How You Can Get the Best from Using Backing Tracks

Today’s live music is no longer what it used to be and that is quite evident to most people who have listened to music over the decades. Only 20 odd years ago, bands were strictly limited to the sounds which their instruments and vocals could make, whereas today’s performers can bring about practically any kind of sound combination to the stage via the use of backing tracks.

But, simply adding more rhythm, samples and textures of sound to a live performance can indeed be the way to go, but not forgetting that a poorly put together backing track, can possibly go on to ruin an entire performance. Knowing where to find professional backing tracks online is a must.

So, let’s see what can be done to make it all more professional:

1 – Making the Right Entrance

Great backing tracks can add a brand new dimension to any live performance, but the timing of all entrances is beyond a doubt vitally important, otherwise it is more than likely to be ruined. The main concern of using this technology is that any pre-recorded beats and sounds that are pumped through backing tracks cannot recognise and remedy any mistakes like we humans can.

  • Any backing tracks with loose, ambient sounds are a lot simpler to work with than those with specific percussion sections, bass lines and any other instrumentation with timed entrances.

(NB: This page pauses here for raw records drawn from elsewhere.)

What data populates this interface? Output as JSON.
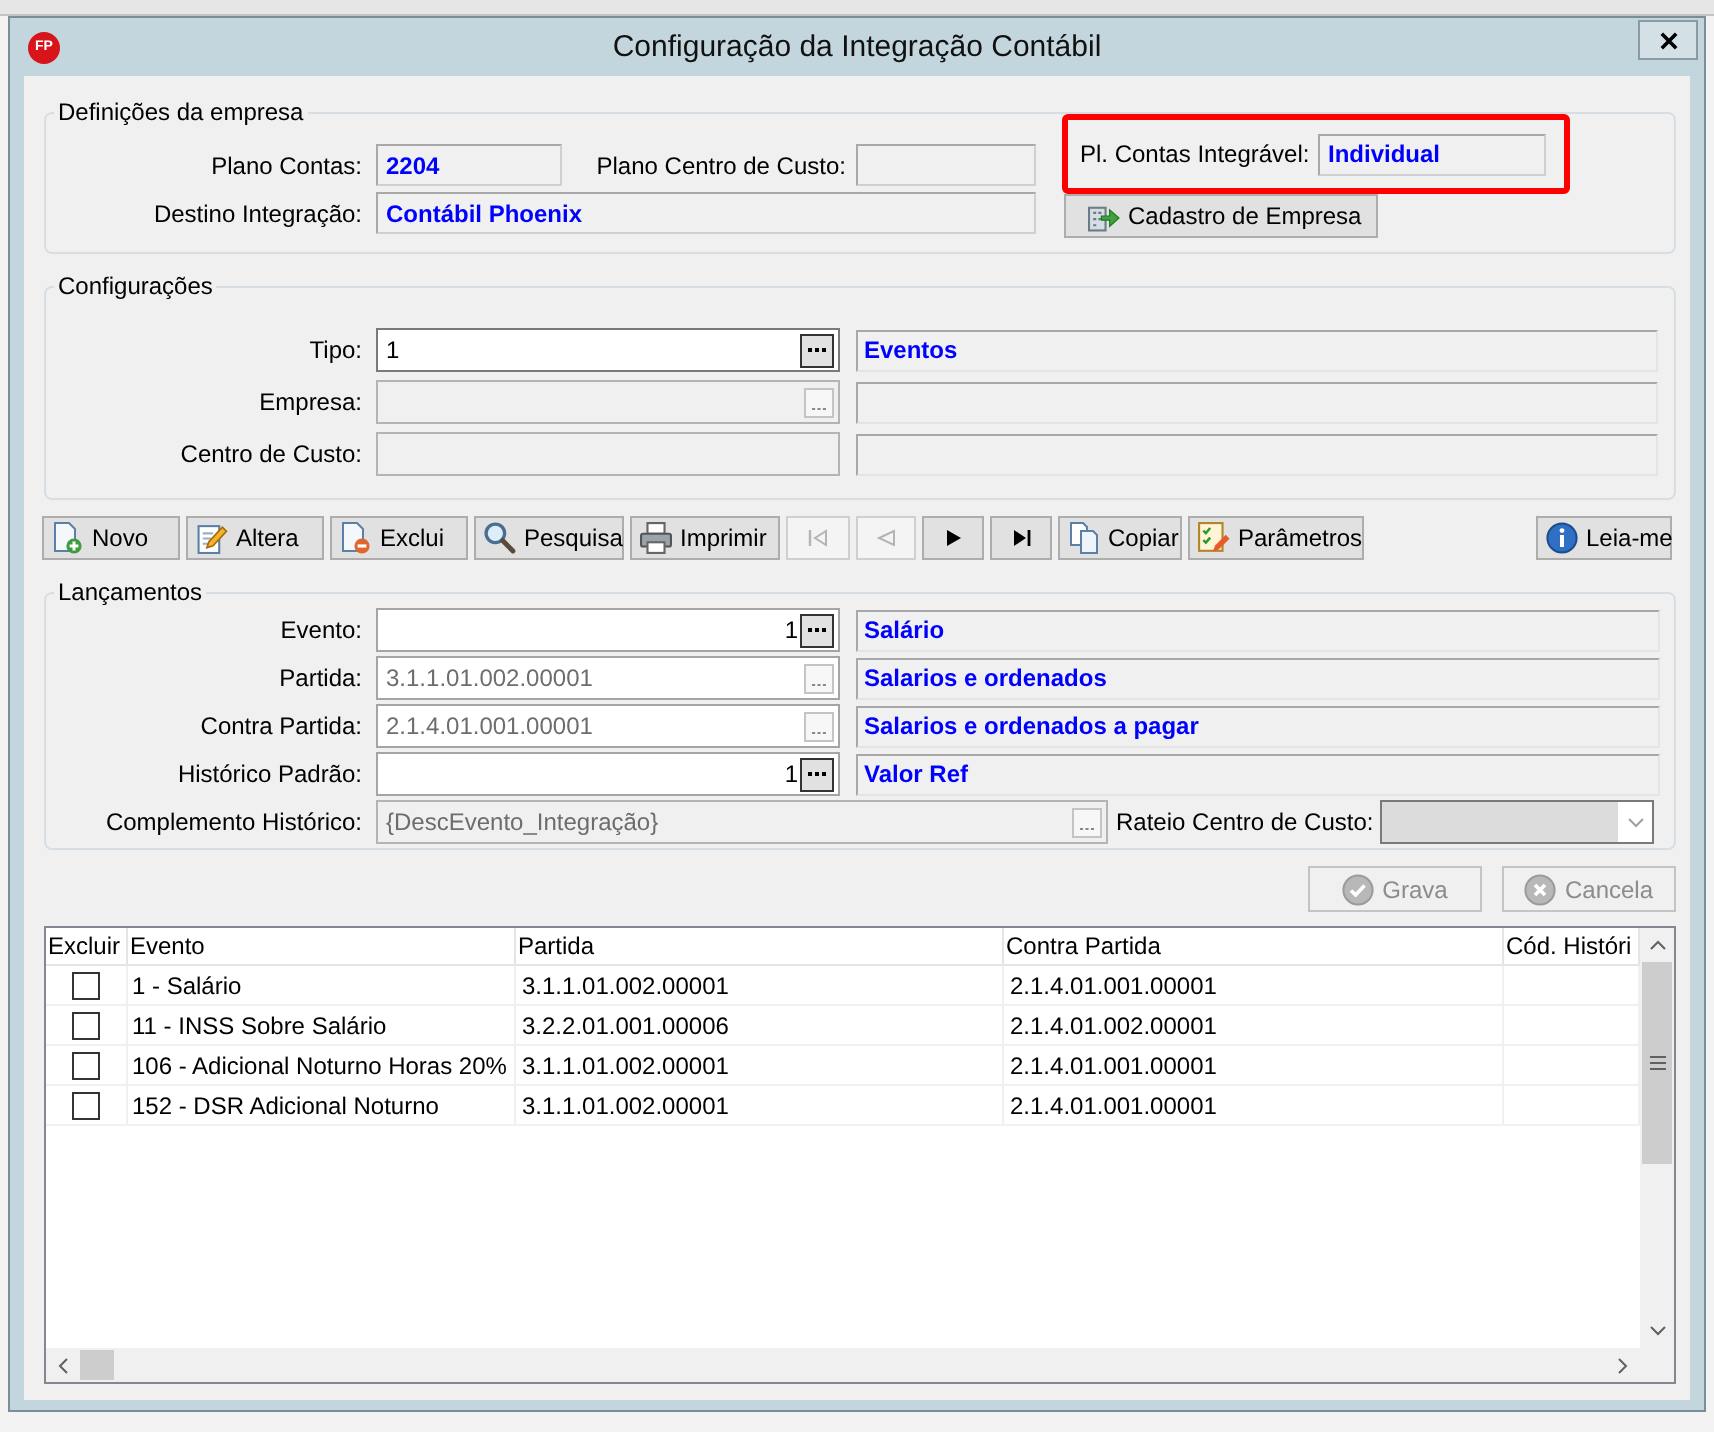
{
  "window": {
    "logo": "FP",
    "title": "Configuração da Integração Contábil"
  },
  "definicoes": {
    "legend": "Definições da empresa",
    "plano_contas": {
      "label": "Plano Contas:",
      "value": "2204"
    },
    "plano_centro_custo": {
      "label": "Plano Centro de Custo:"
    },
    "destino_integracao": {
      "label": "Destino Integração:",
      "value": "Contábil Phoenix"
    },
    "pl_contas_integravel": {
      "label": "Pl. Contas Integrável:",
      "value": "Individual",
      "highlighted": true
    },
    "cadastro_button": {
      "label": "Cadastro de Empresa"
    }
  },
  "configuracoes": {
    "legend": "Configurações",
    "rows": [
      {
        "label": "Tipo:",
        "value": "1",
        "disabled": false,
        "lookup": true,
        "description": "Eventos"
      },
      {
        "label": "Empresa:",
        "disabled": true,
        "lookup": true
      },
      {
        "label": "Centro de Custo:",
        "disabled": true,
        "lookup": false
      }
    ]
  },
  "toolbar": {
    "buttons": [
      {
        "kind": "text",
        "label": "Novo"
      },
      {
        "kind": "text",
        "label": "Altera"
      },
      {
        "kind": "text",
        "label": "Exclui"
      },
      {
        "kind": "text",
        "label": "Pesquisa"
      },
      {
        "kind": "text",
        "label": "Imprimir"
      },
      {
        "kind": "nav",
        "disabled": true
      },
      {
        "kind": "nav",
        "disabled": true
      },
      {
        "kind": "nav",
        "disabled": false
      },
      {
        "kind": "nav",
        "disabled": false
      },
      {
        "kind": "text",
        "label": "Copiar"
      },
      {
        "kind": "text",
        "label": "Parâmetros"
      }
    ],
    "help": {
      "label": "Leia-me"
    }
  },
  "lancamentos": {
    "legend": "Lançamentos",
    "rows": [
      {
        "kind": "code",
        "label": "Evento:",
        "value": "1",
        "description": "Salário"
      },
      {
        "kind": "account",
        "label": "Partida:",
        "value": "3.1.1.01.002.00001",
        "description": "Salarios e ordenados"
      },
      {
        "kind": "account",
        "label": "Contra Partida:",
        "value": "2.1.4.01.001.00001",
        "description": "Salarios e ordenados a pagar"
      },
      {
        "kind": "code",
        "label": "Histórico Padrão:",
        "value": "1",
        "description": "Valor Ref"
      }
    ],
    "complemento": {
      "label": "Complemento Histórico:",
      "value": "{DescEvento_Integração}"
    },
    "rateio": {
      "label": "Rateio Centro de Custo:",
      "disabled": true
    }
  },
  "actions": [
    {
      "label": "Grava",
      "disabled": true
    },
    {
      "label": "Cancela",
      "disabled": true
    }
  ],
  "table": {
    "columns": [
      "Excluir",
      "Evento",
      "Partida",
      "Contra Partida",
      "Cód. Históri"
    ],
    "rows": [
      {
        "checked": false,
        "evento": "1 - Salário",
        "partida": "3.1.1.01.002.00001",
        "contra_partida": "2.1.4.01.001.00001"
      },
      {
        "checked": false,
        "evento": "11 - INSS Sobre Salário",
        "partida": "3.2.2.01.001.00006",
        "contra_partida": "2.1.4.01.002.00001"
      },
      {
        "checked": false,
        "evento": "106 - Adicional Noturno Horas 20%",
        "partida": "3.1.1.01.002.00001",
        "contra_partida": "2.1.4.01.001.00001"
      },
      {
        "checked": false,
        "evento": "152 - DSR Adicional Noturno",
        "partida": "3.1.1.01.002.00001",
        "contra_partida": "2.1.4.01.001.00001"
      }
    ]
  }
}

When using this type of backing tracks, you must create a separate metronome track which only goes to your headphones.

2 – Take Your Time

Before you think about a live setting, it’s important for you to take some time to create a strong, clear mix of every track first. Any track where major parts of the instrumentation are too loud or soft will not sound clear, or maybe overpowering coming through a venue’s sound system, and this will then detract from the live performance.

3 – Less can be more

Modern backing track technology provides limitless access to textures of sounds during any live performance, but adding too many layers of sound, can complicate and spoil your performance. As in song writing, it’s normally more effective to use somewhat limited instrumentation in any backing tracks, instead of pumping an overload of sound into your performance.

4 – Rely on Backing Tracks, But Don’t let Them Overwhelm You

When people go to a live gig, most of them wish to see something raw and wonderful happen right there in front of them and in the moment. Depending on one’s performance setup, it’s a good idea that the audience is fully unaware that some of the sound that they’re hearing live, isn’t being created there in front of them.

This is why minimalism can often be a good idea when it comes to backing tracks. Try keeping it simple by only using the parts you need for your backing tracks and all should go just fine.